▸ Exercise
Without omitting anything, copy the data exactly.

▸ Information given
::::::

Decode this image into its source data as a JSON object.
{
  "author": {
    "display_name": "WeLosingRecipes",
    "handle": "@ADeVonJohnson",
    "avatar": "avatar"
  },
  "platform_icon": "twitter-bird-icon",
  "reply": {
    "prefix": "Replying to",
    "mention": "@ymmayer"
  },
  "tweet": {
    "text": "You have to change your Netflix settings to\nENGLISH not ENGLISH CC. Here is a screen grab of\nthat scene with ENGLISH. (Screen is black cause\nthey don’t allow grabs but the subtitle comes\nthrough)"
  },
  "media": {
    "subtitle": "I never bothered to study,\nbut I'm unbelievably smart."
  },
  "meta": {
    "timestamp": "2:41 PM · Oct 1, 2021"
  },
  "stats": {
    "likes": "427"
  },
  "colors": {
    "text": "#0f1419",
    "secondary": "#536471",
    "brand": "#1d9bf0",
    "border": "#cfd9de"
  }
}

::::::

▸ Response for this exercise
Decode this image into its source data as a JSON object.
{
  "author": {
    "display_name": "WeLosingRecipes",
    "handle": "@ADeVonJohnson",
    "avatar": "avatar"
  },
  "platform_icon": "twitter-bird-icon",
  "reply": {
    "prefix": "Replying to",
    "mention": "@ymmayer"
  },
  "tweet": {
    "text": "You have to change your Netflix settings to\nENGLISH not ENGLISH CC. Here is a screen grab of\nthat scene with ENGLISH. (Screen is black cause\nthey don’t allow grabs but the subtitle comes\nthrough)"
  },
  "media": {
    "subtitle": "I never bothered to study,\nbut I'm unbelievably smart."
  },
  "meta": {
    "timestamp": "2:41 PM · Oct 1, 2021"
  },
  "stats": {
    "likes": "427"
  },
  "colors": {
    "text": "#0f1419",
    "secondary": "#536471",
    "brand": "#1d9bf0",
    "border": "#cfd9de"
  }
}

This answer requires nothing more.